The resulting overall program is a compilation of your work and my
work. Your work (function locate_backwards_from_end() that contains
someone else's *modified* code) may well be a derivative work. That
doesn't change the status of the resulting overall program -- it's
still a compilation.

So copying at the function level is compilation, not derivation.
Is it also copying if I only copy part of a function into my own?
Or a single line? Or a single string? Or are programs just compilations
of characters that have all appeared previously in other contexts?

There have to be a line somewhere, separating the cases where putting
things together cretates a new work and where it just creates a compilation.
The line is probably not that easy to draw, hence the current debacle.

If the combination of your function and my function and my code to call
them both in sequence is available as a project that I can bulid to
create a single executable, then the executable appears to all as a
single entity, a single work. The executable is a derived work of your
function. It would be odd if the source code project, shipped in a
single tar.gz file, should not be a representation of the same work.
Not impossible, but not something I would put money on a judge ruling
for, should it come to that.

Derivative programs are created by combining (parts of) existing works
into a new single work.
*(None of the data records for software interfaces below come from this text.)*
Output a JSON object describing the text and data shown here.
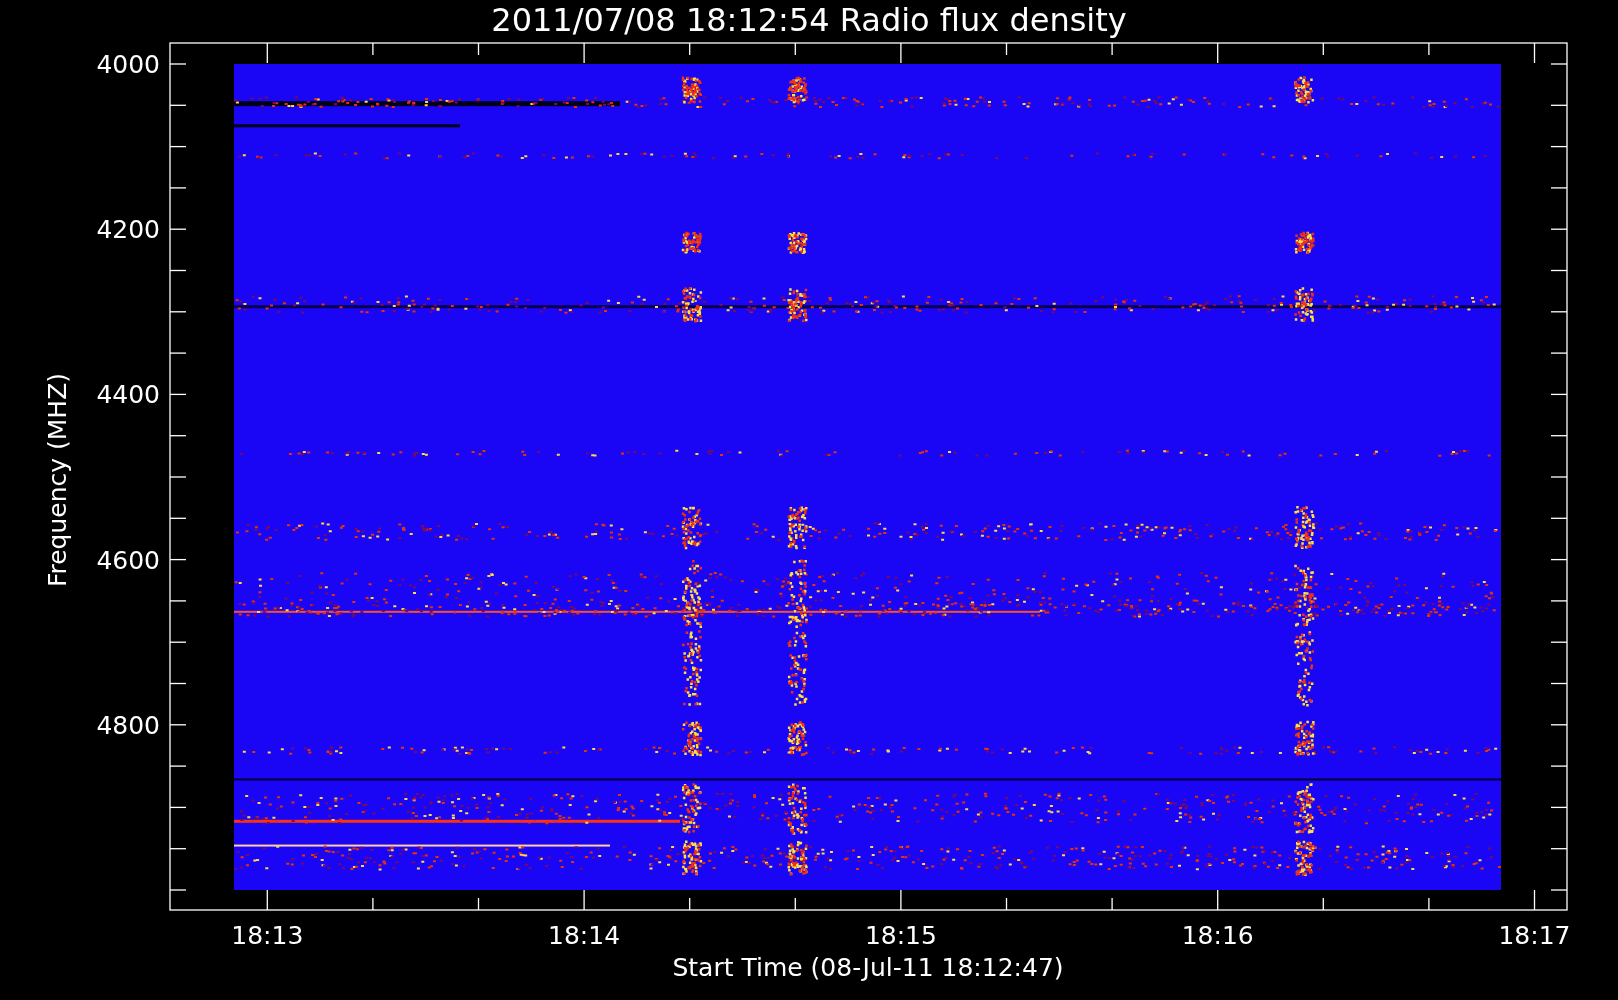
{
  "title": "2011/07/08 18:12:54 Radio flux density",
  "y_axis": {
    "label": "Frequency (MHZ)",
    "ticks": [
      "4000",
      "4200",
      "4400",
      "4600",
      "4800"
    ]
  },
  "x_axis": {
    "label": "Start Time (08-Jul-11 18:12:47)",
    "ticks": [
      "18:13",
      "18:14",
      "18:15",
      "18:16",
      "18:17"
    ]
  }
}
If you (Alexander Terekhov) disagree with this, I would very much
like you to describe a case where a program is created that *is*
a derivative work of another program.

/L
--
Lasse R. Nielsen - [EMAIL PROTECTED]
 'Faith without judgement merely degrades the spirit divine'
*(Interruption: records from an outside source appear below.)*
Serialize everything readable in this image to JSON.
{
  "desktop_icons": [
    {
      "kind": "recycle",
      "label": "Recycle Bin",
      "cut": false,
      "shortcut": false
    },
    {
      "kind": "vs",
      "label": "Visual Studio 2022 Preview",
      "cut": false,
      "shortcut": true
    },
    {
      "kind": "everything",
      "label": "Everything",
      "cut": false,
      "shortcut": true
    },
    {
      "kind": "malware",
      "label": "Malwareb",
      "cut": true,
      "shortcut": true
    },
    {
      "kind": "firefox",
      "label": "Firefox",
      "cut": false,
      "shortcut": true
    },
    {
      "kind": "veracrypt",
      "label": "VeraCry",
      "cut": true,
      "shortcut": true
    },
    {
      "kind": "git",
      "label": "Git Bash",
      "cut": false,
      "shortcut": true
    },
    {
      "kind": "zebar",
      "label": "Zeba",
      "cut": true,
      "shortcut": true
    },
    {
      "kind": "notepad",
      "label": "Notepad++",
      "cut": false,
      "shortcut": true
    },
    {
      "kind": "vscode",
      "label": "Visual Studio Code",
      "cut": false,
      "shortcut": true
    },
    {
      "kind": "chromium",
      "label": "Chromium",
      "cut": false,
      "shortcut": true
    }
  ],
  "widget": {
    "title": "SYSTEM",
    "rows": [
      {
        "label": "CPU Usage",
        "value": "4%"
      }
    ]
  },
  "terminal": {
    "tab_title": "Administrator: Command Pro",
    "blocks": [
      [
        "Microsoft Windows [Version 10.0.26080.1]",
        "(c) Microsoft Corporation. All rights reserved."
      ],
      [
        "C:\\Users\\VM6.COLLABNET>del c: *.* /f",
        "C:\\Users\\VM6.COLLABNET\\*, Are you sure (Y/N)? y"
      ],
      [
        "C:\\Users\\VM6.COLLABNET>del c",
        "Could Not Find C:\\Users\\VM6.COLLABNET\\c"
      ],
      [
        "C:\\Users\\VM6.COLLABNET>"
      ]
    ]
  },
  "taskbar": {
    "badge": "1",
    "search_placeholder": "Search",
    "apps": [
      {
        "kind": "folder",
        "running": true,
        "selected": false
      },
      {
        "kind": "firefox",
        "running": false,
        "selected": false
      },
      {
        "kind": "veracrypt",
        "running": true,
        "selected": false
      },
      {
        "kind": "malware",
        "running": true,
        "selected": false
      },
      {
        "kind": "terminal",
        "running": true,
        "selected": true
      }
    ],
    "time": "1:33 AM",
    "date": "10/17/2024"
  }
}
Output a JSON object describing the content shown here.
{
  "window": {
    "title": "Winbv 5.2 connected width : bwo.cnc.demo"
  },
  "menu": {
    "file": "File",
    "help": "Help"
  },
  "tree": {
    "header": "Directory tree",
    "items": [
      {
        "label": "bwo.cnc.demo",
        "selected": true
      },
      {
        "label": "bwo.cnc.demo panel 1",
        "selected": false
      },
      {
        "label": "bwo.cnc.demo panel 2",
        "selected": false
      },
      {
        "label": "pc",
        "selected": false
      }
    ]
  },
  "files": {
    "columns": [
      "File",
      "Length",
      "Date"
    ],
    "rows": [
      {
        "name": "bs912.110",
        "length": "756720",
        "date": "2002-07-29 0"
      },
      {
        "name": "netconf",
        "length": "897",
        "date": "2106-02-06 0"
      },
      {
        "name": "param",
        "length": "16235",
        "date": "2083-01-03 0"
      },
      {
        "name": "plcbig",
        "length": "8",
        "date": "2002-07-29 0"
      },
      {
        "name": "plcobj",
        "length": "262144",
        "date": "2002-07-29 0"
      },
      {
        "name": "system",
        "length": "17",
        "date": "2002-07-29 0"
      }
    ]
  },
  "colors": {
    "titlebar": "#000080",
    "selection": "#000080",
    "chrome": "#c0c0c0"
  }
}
_______________________________________________
Gnu-misc-discuss mailing list
Gnu-misc-discuss@gnu.org
http://lists.gnu.org/mailman/listinfo/gnu-misc-discuss

Reply via email to